INPUT MATERIAL START

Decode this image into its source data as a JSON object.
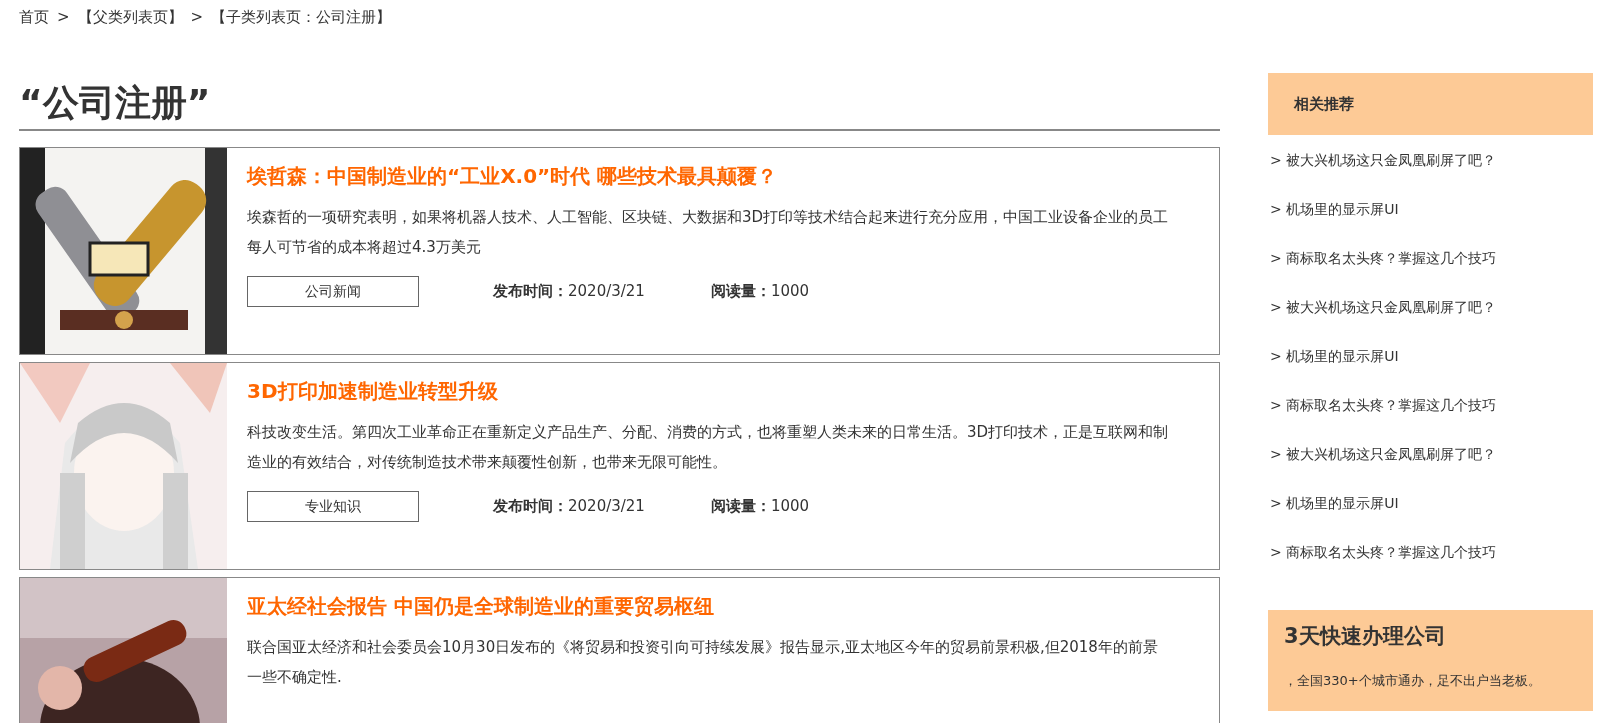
{
  "breadcrumb": [
    "首页",
    ">",
    "【父类列表页】",
    ">",
    "【子类列表页：公司注册】"
  ],
  "page_title": "“公司注册”",
  "articles": [
    {
      "title": "埃哲森：中国制造业的“工业X.0”时代 哪些技术最具颠覆？",
      "summary": "埃森哲的一项研究表明，如果将机器人技术、人工智能、区块链、大数据和3D打印等技术结合起来进行充分应用，中国工业设备企业的员工每人可节省的成本将超过4.3万美元",
      "tag": "公司新闻",
      "date_label": "发布时间：",
      "date": "2020/3/21",
      "views_label": "阅读量：",
      "views": "1000"
    },
    {
      "title": "3D打印加速制造业转型升级",
      "summary": "科技改变生活。第四次工业革命正在重新定义产品生产、分配、消费的方式，也将重塑人类未来的日常生活。3D打印技术，正是互联网和制造业的有效结合，对传统制造技术带来颠覆性创新，也带来无限可能性。",
      "tag": "专业知识",
      "date_label": "发布时间：",
      "date": "2020/3/21",
      "views_label": "阅读量：",
      "views": "1000"
    },
    {
      "title": "亚太经社会报告 中国仍是全球制造业的重要贸易枢纽",
      "summary": "联合国亚太经济和社会委员会10月30日发布的《将贸易和投资引向可持续发展》报告显示,亚太地区今年的贸易前景积极,但2018年的前景一些不确定性."
    }
  ],
  "sidebar": {
    "related": {
      "heading": "相关推荐",
      "items": [
        "> 被大兴机场这只金凤凰刷屏了吧？",
        "> 机场里的显示屏UI",
        "> 商标取名太头疼？掌握这几个技巧",
        "> 被大兴机场这只金凤凰刷屏了吧？",
        "> 机场里的显示屏UI",
        "> 商标取名太头疼？掌握这几个技巧",
        "> 被大兴机场这只金凤凰刷屏了吧？",
        "> 机场里的显示屏UI",
        "> 商标取名太头疼？掌握这几个技巧"
      ]
    },
    "promo": {
      "title": "3天快速办理公司",
      "text": "，全国330+个城市通办，足不出户当老板。"
    }
  }
}
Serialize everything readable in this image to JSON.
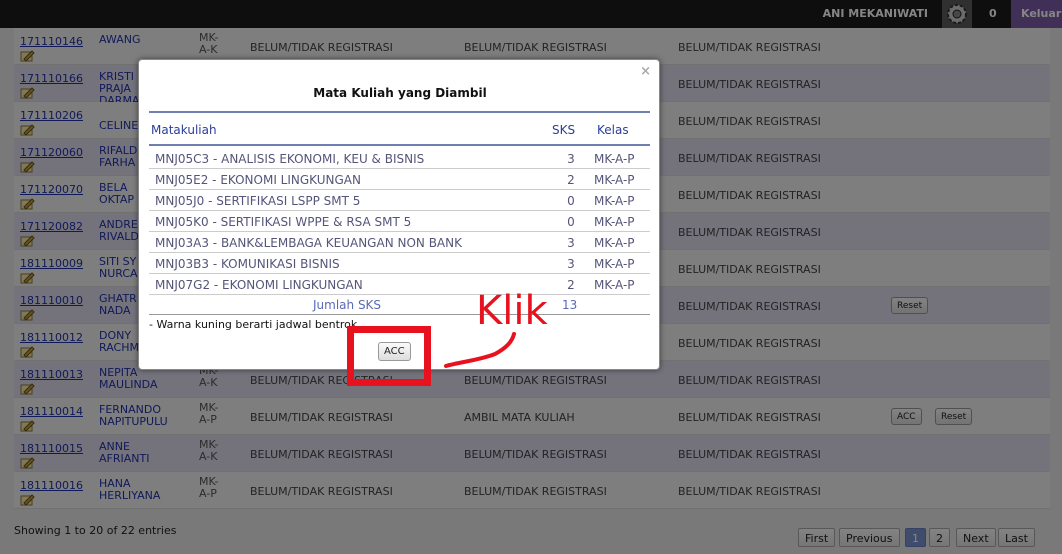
{
  "topbar": {
    "user_name": "ANI MEKANIWATI",
    "notification_count": "0",
    "logout_label": "Keluar",
    "gear_icon": "gear-icon"
  },
  "rows": [
    {
      "nim": "171110146",
      "name_lines": [
        "AWANG",
        ""
      ],
      "kelas": [
        "MK-",
        "A-K"
      ],
      "status1": "BELUM/TIDAK REGISTRASI",
      "status2": "BELUM/TIDAK REGISTRASI",
      "status3": "BELUM/TIDAK REGISTRASI",
      "buttons": []
    },
    {
      "nim": "171110166",
      "name_lines": [
        "KRISTI",
        "PRAJA",
        "DARMA"
      ],
      "kelas": [
        "",
        ""
      ],
      "status1": "",
      "status2": "",
      "status3": "BELUM/TIDAK REGISTRASI",
      "buttons": []
    },
    {
      "nim": "171110206",
      "name_lines": [
        "",
        "CELINE"
      ],
      "kelas": [
        "",
        ""
      ],
      "status1": "",
      "status2": "",
      "status3": "BELUM/TIDAK REGISTRASI",
      "buttons": []
    },
    {
      "nim": "171120060",
      "name_lines": [
        "RIFALD",
        "FARHA"
      ],
      "kelas": [
        "",
        ""
      ],
      "status1": "",
      "status2": "",
      "status3": "BELUM/TIDAK REGISTRASI",
      "buttons": []
    },
    {
      "nim": "171120070",
      "name_lines": [
        "BELA",
        "OKTAP"
      ],
      "kelas": [
        "",
        ""
      ],
      "status1": "",
      "status2": "",
      "status3": "BELUM/TIDAK REGISTRASI",
      "buttons": []
    },
    {
      "nim": "171120082",
      "name_lines": [
        "ANDRE",
        "RIVALD"
      ],
      "kelas": [
        "",
        ""
      ],
      "status1": "",
      "status2": "",
      "status3": "BELUM/TIDAK REGISTRASI",
      "buttons": []
    },
    {
      "nim": "181110009",
      "name_lines": [
        "SITI SY",
        "NURCA"
      ],
      "kelas": [
        "",
        ""
      ],
      "status1": "",
      "status2": "",
      "status3": "BELUM/TIDAK REGISTRASI",
      "buttons": []
    },
    {
      "nim": "181110010",
      "name_lines": [
        "GHATR",
        "NADA"
      ],
      "kelas": [
        "",
        ""
      ],
      "status1": "",
      "status2": "",
      "status3": "BELUM/TIDAK REGISTRASI",
      "buttons": [
        "Reset"
      ]
    },
    {
      "nim": "181110012",
      "name_lines": [
        "DONY",
        "RACHM"
      ],
      "kelas": [
        "",
        ""
      ],
      "status1": "",
      "status2": "",
      "status3": "BELUM/TIDAK REGISTRASI",
      "buttons": []
    },
    {
      "nim": "181110013",
      "name_lines": [
        "NEPITA",
        "MAULINDA"
      ],
      "kelas": [
        "MK-",
        "A-K"
      ],
      "status1": "BELUM/TIDAK REGISTRASI",
      "status2": "BELUM/TIDAK REGISTRASI",
      "status3": "BELUM/TIDAK REGISTRASI",
      "buttons": []
    },
    {
      "nim": "181110014",
      "name_lines": [
        "FERNANDO",
        "NAPITUPULU"
      ],
      "kelas": [
        "MK-",
        "A-P"
      ],
      "status1": "BELUM/TIDAK REGISTRASI",
      "status2": "AMBIL MATA KULIAH",
      "status3": "BELUM/TIDAK REGISTRASI",
      "buttons": [
        "ACC",
        "Reset"
      ]
    },
    {
      "nim": "181110015",
      "name_lines": [
        "ANNE",
        "AFRIANTI"
      ],
      "kelas": [
        "MK-",
        "A-K"
      ],
      "status1": "BELUM/TIDAK REGISTRASI",
      "status2": "BELUM/TIDAK REGISTRASI",
      "status3": "BELUM/TIDAK REGISTRASI",
      "buttons": []
    },
    {
      "nim": "181110016",
      "name_lines": [
        "HANA",
        "HERLIYANA"
      ],
      "kelas": [
        "MK-",
        "A-P"
      ],
      "status1": "BELUM/TIDAK REGISTRASI",
      "status2": "BELUM/TIDAK REGISTRASI",
      "status3": "BELUM/TIDAK REGISTRASI",
      "buttons": []
    }
  ],
  "footer": {
    "showing": "Showing 1 to 20 of 22 entries",
    "pagination": [
      "First",
      "Previous",
      "1",
      "2",
      "Next",
      "Last"
    ],
    "active_page": "1"
  },
  "modal": {
    "title": "Mata Kuliah yang Diambil",
    "close_symbol": "×",
    "headers": {
      "matakuliah": "Matakuliah",
      "sks": "SKS",
      "kelas": "Kelas"
    },
    "courses": [
      {
        "name": "MNJ05C3 - ANALISIS EKONOMI, KEU & BISNIS",
        "sks": "3",
        "kelas": "MK-A-P"
      },
      {
        "name": "MNJ05E2 - EKONOMI LINGKUNGAN",
        "sks": "2",
        "kelas": "MK-A-P"
      },
      {
        "name": "MNJ05J0 - SERTIFIKASI LSPP SMT 5",
        "sks": "0",
        "kelas": "MK-A-P"
      },
      {
        "name": "MNJ05K0 - SERTIFIKASI WPPE & RSA SMT 5",
        "sks": "0",
        "kelas": "MK-A-P"
      },
      {
        "name": "MNJ03A3 - BANK&LEMBAGA KEUANGAN NON BANK",
        "sks": "3",
        "kelas": "MK-A-P"
      },
      {
        "name": "MNJ03B3 - KOMUNIKASI BISNIS",
        "sks": "3",
        "kelas": "MK-A-P"
      },
      {
        "name": "MNJ07G2 - EKONOMI LINGKUNGAN",
        "sks": "2",
        "kelas": "MK-A-P"
      }
    ],
    "total_label": "Jumlah SKS",
    "total_value": "13",
    "note": "- Warna kuning berarti jadwal bentrok",
    "acc_label": "ACC"
  },
  "annotation": {
    "text": "Klik",
    "color": "#e8121f"
  }
}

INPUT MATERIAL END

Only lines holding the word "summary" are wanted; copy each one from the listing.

### ANSWER FOR THE TASK
      "summary": "埃森哲的一项研究表明，如果将机器人技术、人工智能、区块链、大数据和3D打印等技术结合起来进行充分应用，中国工业设备企业的员工每人可节省的成本将超过4.3万美元",
      "summary": "科技改变生活。第四次工业革命正在重新定义产品生产、分配、消费的方式，也将重塑人类未来的日常生活。3D打印技术，正是互联网和制造业的有效结合，对传统制造技术带来颠覆性创新，也带来无限可能性。",
      "summary": "联合国亚太经济和社会委员会10月30日发布的《将贸易和投资引向可持续发展》报告显示,亚太地区今年的贸易前景积极,但2018年的前景一些不确定性."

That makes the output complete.